UPDATE: Korkor left the DOJ in May 2019 to become an associate professor of law at the University of the District of Columbia.
Samer Korkor is a one of the Foreign Corrupt Practices Act unit’s newest additions. He joined the unit in September 2017, according to his LinkedIn.
Korkor’s legal career began at Cadwalader Wickersham & Taft in Washington, DC, where he worked for five and a half years as an associate in the firm’s antitrust and white-collar defence and investigations practice groups.
In 2015, Korkor left Cadwalader to join the US Department of Justice’s criminal division. His first job at the DOJ was as a trial attorney in the office of international affairs, which handles international evidence gathering and the extradition of fugitives for other DOJ components – including the FCPA unit.
More recently, Korkor has held positions in the criminal division’s front office.

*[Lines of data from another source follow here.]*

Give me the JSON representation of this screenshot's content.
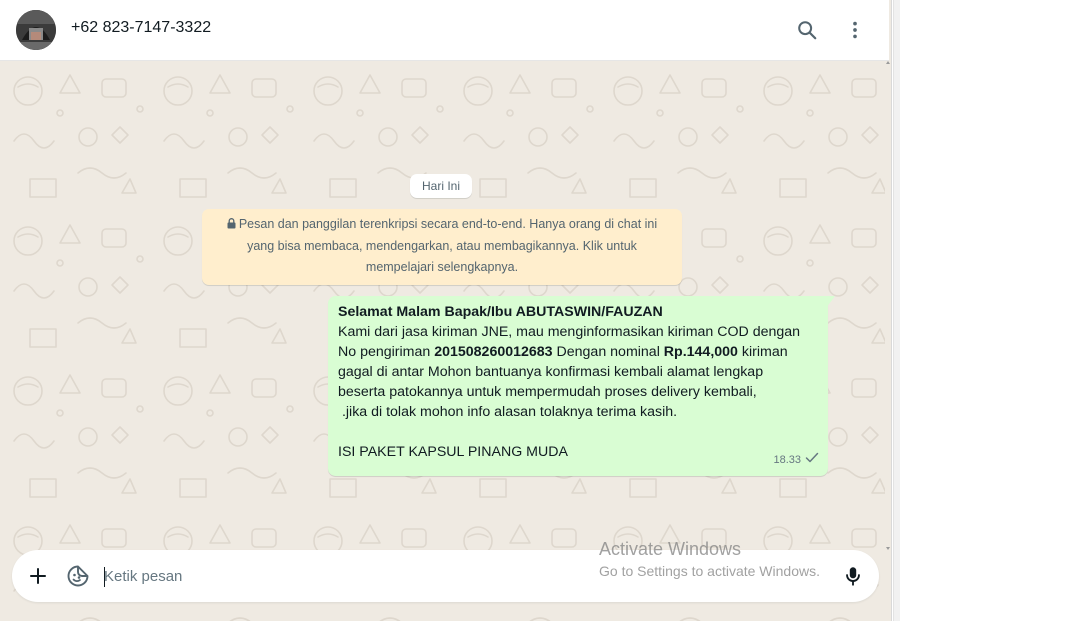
{
  "header": {
    "contact_name": "+62 823-7147-3322",
    "icons": [
      "avatar-photo",
      "search-icon",
      "more-vertical-icon"
    ]
  },
  "chat": {
    "date_chip": "Hari Ini",
    "encryption_notice": {
      "line1": "Pesan dan panggilan terenkripsi secara end-to-end. Hanya orang di chat ini",
      "line2": "yang bisa membaca, mendengarkan, atau membagikannya. Klik untuk",
      "line3": "mempelajari selengkapnya."
    },
    "message": {
      "greeting": "Selamat Malam Bapak/Ibu ABUTASWIN/FAUZAN",
      "line2": "Kami dari jasa kiriman JNE, mau menginformasikan kiriman COD dengan",
      "line3_a": "No pengiriman ",
      "tracking_no": "201508260012683",
      "line3_b": " Dengan nominal ",
      "amount": "Rp.144,000",
      "line3_c": " kiriman",
      "line4": "gagal di antar Mohon bantuanya konfirmasi kembali alamat lengkap",
      "line5": "beserta patokannya untuk mempermudah proses delivery kembali,",
      "line6": " .jika di tolak mohon info alasan tolaknya terima kasih.",
      "line7": "ISI PAKET KAPSUL PINANG MUDA",
      "time": "18.33",
      "status": "sent-single-check"
    }
  },
  "composer": {
    "placeholder": "Ketik pesan",
    "value": "",
    "icons": [
      "plus-icon",
      "sticker-icon",
      "microphone-icon"
    ]
  },
  "watermark": {
    "title": "Activate Windows",
    "subtitle": "Go to Settings to activate Windows."
  },
  "colors": {
    "chat_bg": "#efeae2",
    "outgoing_bubble": "#d9fdd3",
    "notice_bg": "#ffeecd",
    "text_primary": "#111b21",
    "text_secondary": "#54656f"
  }
}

First, he served as counsel to Bruce Swartz, a deputy assistant attorney general and counsellor on international affairs. In January, he began serving as counsel to acting Assistant Attorney General Kenneth Blanco. In that position, he also provided support to Trevor McFadden, who served for a brief stint as the deputy assistant attorney general overseeing the fraud section and the FCPA unit. McFadden left the DOJ after he was confirmed to the DC federal bench in October.
Korkor received his law degree from Washington University in St Louis, and his bachelor’s degree from Case Western Reserve University in Cleveland, Ohio. After law school, he clerked for former District Court Judge David Katz in the Northern District of Ohio.

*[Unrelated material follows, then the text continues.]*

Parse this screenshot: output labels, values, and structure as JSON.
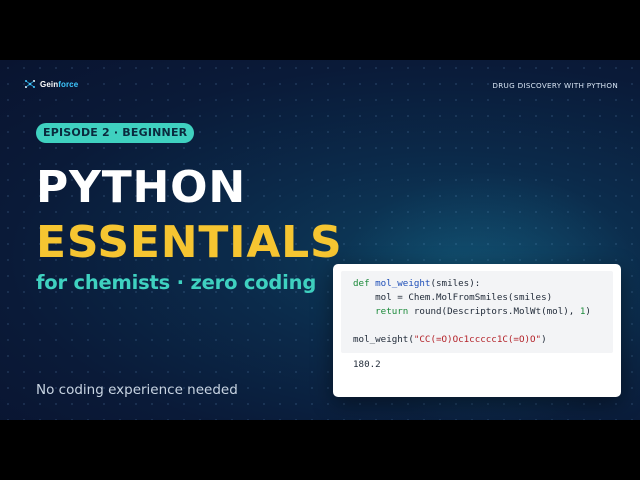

Prior to attending law school, Korkor received a master’s degree in bioethics from Case Western and was a Fulbright scholar in Damascus, Syria, where he lectured at universities and conducted research on issues in bioethics. He was also a law clerk at the National Institutes of Health and a fellow at the World Health Organization and the Hastings Center.
Korkor is an adjunct professor of law at the University of the District of Columbia School of Law, where he teaches classes on federal courts and professional responsibility.